Grubhub didn’t respond to requests for comment on the new Gopuff deal. But in its release, Grubhub’s senior vp of growth, Ariella Kurshan, said Gopuff’s presence on the marketplace will give Grubhub diners “more options when it comes to ordering fresh food, grocery items, snacks, and alcohol.”
Gopuff is currently the fastest-growing rapid delivery app in the U.S., according to Apptopia, coming in ahead of competitors like Getir and Gorillas. To maintain its rapid growth rate, this year the company has tried to build out its assortment so that more customers turn to Gopuff for everything from household essentials to takeout to late-night treats.
Alongside collaborating with celebrity entrepreneurs like Selena Gomez, Chris Paul and Emma Chamberlain, Gopuff has also been creating more private-label products and prepared foods to compete with takeout delivery services. In January, Gopuff launched a household essentials brand called Basically. Then this week Gopuff debuted a health and wellness brand, Goodnow, featuring over-the-counter cold and flu medications, electrolyte drinks and diagnostic test kits.
But this rapid expansion has also brought forth growing pains. The company laid off 10% of its workforce in July, or 1,500 employees in total. During the same week, Gopuff also announced it was closing 76 warehouses, which account for 12% of its national footprint.
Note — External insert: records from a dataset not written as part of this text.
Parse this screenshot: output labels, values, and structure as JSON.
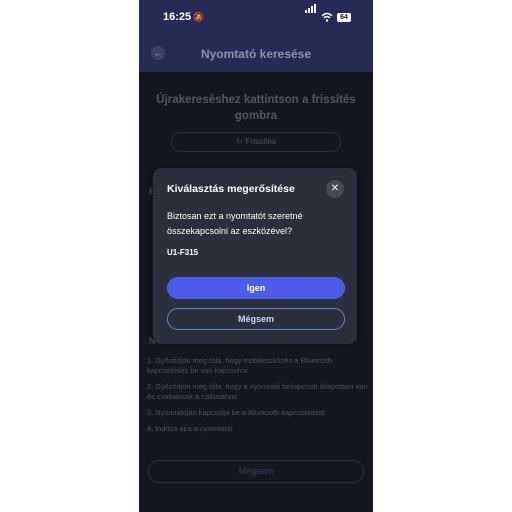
{
  "status": {
    "time": "16:25",
    "battery": "64"
  },
  "header": {
    "title": "Nyomtató keresése",
    "back_icon": "back-arrow-icon"
  },
  "background": {
    "instruction": "Újrakereséshez kattintson a frissítés gombra",
    "refresh_label": "Frissítés",
    "list_heading_peek": "E",
    "notes_heading_peek": "N",
    "steps": [
      "1. Győződjön meg róla, hogy mobileszközén a Bluetooth kapcsolódás be van kapcsolva",
      "2. Győződjön meg róla, hogy a nyomtató bekapcsolt állapotban van és csatlakozik a hálózathoz",
      "3. Nyomtatóján kapcsolja be a Bluetooth kapcsolódást",
      "4. Indítsa újra a nyomtatót"
    ],
    "cancel_label": "Mégsem"
  },
  "modal": {
    "title": "Kiválasztás megerősítése",
    "body": "Biztosan ezt a nyomtatót szeretné összekapcsolni az eszközével?",
    "device_code": "U1-F315",
    "confirm_label": "Igen",
    "cancel_label": "Mégsem"
  },
  "colors": {
    "accent": "#4c5ce8",
    "header": "#262a55",
    "surface": "#2b2f3c",
    "background": "#1b1f29"
  }
}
With new deals like the Grubhub partnership, Gopuff is trying to grow sales without making more costly investments like opening up lots of new fulfillment centers.
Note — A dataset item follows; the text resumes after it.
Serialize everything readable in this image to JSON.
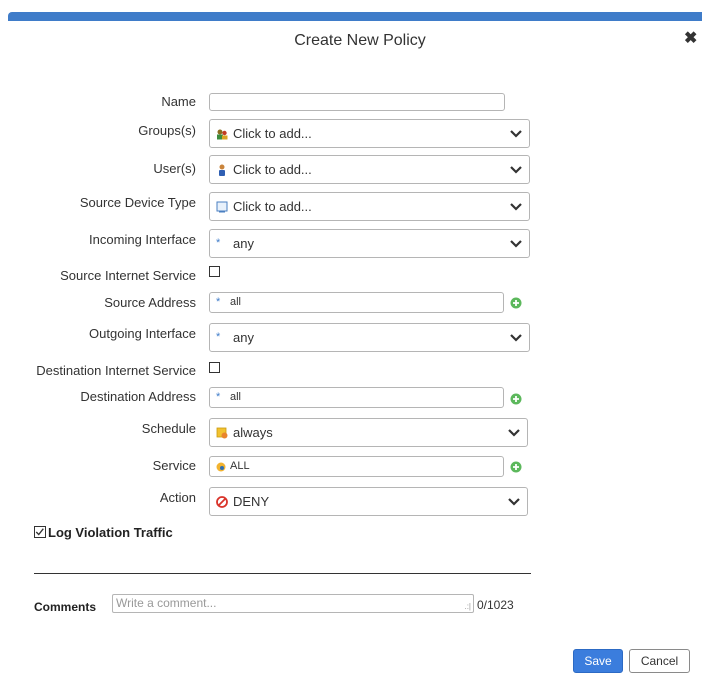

John Mercer, head of global research at Coresight Research, said the series of partnerships make sense given that Gopuff is trying to play in multiple delivery areas that are already crowded with major, well-funded companies. Mercer noted that companies like DoorDash, UberEats and Grubhub are also trying to compete with Amazon and Instacart on grocery delivery.
Moreover, there has also been a series of consolidation in the delivery space as these companies race to become the go-to delivery app for everything. This includes Uber’s acquisition of Drizly and Postmates over the past 18 months.
Jonah Ellin, chief product officer at retail data analytics firm 1010data, said diversification is especially important since rapid delivery is still considered as a nice-to-have option for most people. This places a long road of challenges for instant delivery players like Gopuff, who may need to partner with competitors to grow sustainably.
“There are needs and there are wants,” Ellin said. And while last-minute emergency orders like missing recipe ingredients or toilet paper are primed for Gopuff sales, he said that instant delivery often tends to be a luxury rather than a necessity.
Indeed, the Grubhub partnership signals Gopuff’s need to reach more customers outside of its own platform. “Gopuff is now leveraging its core competitive advantage – a very substantial network of locations and couriers, designed to serve demand for rapid delivery,” Mercer said.